Chinese e-commerce giant Alibaba has fired a manager accused by an employee of rape after her account of the incident went viral on social media. Two of the company’s directors also resigned after mishandling the allegations. The scandal has prompted widespread criticism over the company’s response to the matter.
The female employee went public on Aug. 7 with an 11-page statement posted on China’s Twitter-like platform Weibo. She said she was coerced to go on a business trip on July 27. At night, she was pressured to consume alcohol excessively and molested by the client while her manager turned a blind eye, she said.
Later, her manager came into the inebriated employee’s hotel room and raped her, according to the woman.
The employee, who didn’t disclose her identity in the post, said the company didn’t take the matter seriously when she reported the assault with her husband on Aug. 2. She said that higher-ranked officers informed her on Aug. 6 that they couldn’t fire the manager.
In a memo to employees on Aug. 9, Alibaba CEO Daniel Zhang said the accused perpetrator, who works at the company’s Neighborhood Retail business unit, confessed to “intimate acts” with the female employee while she was intoxicated. Zhang said the manager, who wasn’t identified, was fired because he was in serious violation of company policy. Police were investigating the matter, he said.
“Whether he has committed rape or indecency that violates the law will be determined by law enforcement,” Zhang said.
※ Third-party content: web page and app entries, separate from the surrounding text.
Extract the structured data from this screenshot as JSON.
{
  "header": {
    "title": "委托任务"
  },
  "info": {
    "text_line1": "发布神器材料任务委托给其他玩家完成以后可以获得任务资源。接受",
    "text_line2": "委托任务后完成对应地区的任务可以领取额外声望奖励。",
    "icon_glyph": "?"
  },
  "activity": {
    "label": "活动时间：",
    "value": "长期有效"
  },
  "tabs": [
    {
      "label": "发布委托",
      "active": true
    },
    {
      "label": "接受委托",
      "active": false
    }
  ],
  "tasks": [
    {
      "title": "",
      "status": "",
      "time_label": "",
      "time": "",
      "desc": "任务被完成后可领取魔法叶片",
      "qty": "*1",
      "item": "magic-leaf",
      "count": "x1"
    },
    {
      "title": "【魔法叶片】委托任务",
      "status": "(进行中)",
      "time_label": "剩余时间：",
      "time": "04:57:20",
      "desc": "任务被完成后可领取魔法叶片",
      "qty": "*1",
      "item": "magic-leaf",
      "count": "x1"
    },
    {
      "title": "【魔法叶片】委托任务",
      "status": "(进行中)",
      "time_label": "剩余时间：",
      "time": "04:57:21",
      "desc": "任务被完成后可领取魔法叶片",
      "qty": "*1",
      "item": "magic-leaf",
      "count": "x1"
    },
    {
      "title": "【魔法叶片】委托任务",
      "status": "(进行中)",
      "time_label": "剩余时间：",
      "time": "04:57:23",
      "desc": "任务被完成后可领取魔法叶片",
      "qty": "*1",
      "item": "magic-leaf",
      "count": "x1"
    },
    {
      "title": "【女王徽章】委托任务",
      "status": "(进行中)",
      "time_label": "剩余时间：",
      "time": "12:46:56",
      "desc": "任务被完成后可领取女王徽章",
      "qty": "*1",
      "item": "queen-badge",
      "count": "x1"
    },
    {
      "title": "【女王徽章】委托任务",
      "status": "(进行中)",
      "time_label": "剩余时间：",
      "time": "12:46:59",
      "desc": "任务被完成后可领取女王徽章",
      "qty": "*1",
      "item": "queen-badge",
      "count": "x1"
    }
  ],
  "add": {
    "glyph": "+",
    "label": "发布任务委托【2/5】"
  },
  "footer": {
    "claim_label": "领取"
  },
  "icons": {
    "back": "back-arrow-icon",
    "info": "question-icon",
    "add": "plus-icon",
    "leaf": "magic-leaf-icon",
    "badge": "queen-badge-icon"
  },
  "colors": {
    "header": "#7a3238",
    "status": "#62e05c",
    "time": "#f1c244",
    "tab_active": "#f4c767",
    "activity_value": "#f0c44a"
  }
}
Two other executives, the president of the Neighborhood Retail business unit and the head of the unit’s human resources department, resigned due to their mishandling of the case.
“When the employee reported a horrendous act such as rape, they did not make timely decisions nor took appropriate action,” Zhang said.
Alibaba’s Chief People Officer Judy Tong was also given a demerit on her record, as the human resources department “did not pay enough attention and care to our people,” according to the memo.
Zhang pledged to expedite the formation of an anti-sexual harassment policy that has “zero tolerance for sexual misconduct” and announced a company-wide training session on the issue.
For some Chinese netizens, Alibaba’s actions were too little, too late.
“The sexual assault was called ‘intimate acts.’ … They are still covering up their faults even though it has come so far. Alibaba, please bravely admit your fault, and show a gesture of good faith,” one netizen said in an online comment.
Many others criticized the company for not acting until the accuser went public.
The former employee’s case drew public outcry after her lengthy post was widely circulated and among the top trending items on Weibo on Aug. 8.
According to female staff for the company, her post to Alibaba’s internal platform was deleted, and she was later removed from a group chat. She gave leaflets in the company’s canteen to expose the scandal, but a dozen security guards came to her and threatened to call the police.
More than 6,000 Alibaba staff have joined a chat group on Alibaba’s workplace messaging app, calling for attention and actions for the female employee. In the group’s open letter, released on Aug. 8, they demand that the company compensate the victim, ban the culture of forcing employees to consume alcohol in client events, and create a hotline for sexual assault cases.
On Aug. 8, state-run media outlet Global Times lashed out at the company, saying, “Alibaba could not offer an answer that satisfies public opinion for this ham-handed inaction.”
Alibaba’s stock price in Hong Kong closed at a drop of 2.48 percent on Aug. 9, at $24.25.
The company has been under scrutiny since the Chinese regime tightened controls on its home-grown tech giants. On May 13, Alibaba reported its first quarterly loss of $1.17 billion since it went public in 2014, after the regime slapped it with a record $2.8 billion antitrust fine on April 10.
Recently, Canadian Chinese pop singer Kris Wu was detained and investigated by Beijing police on suspicion of “tricking young girls into having sex with him.” Chinese state media said that Wu’s Canadian citizenship wouldn’t help him.
The Associated Press contributed to this report.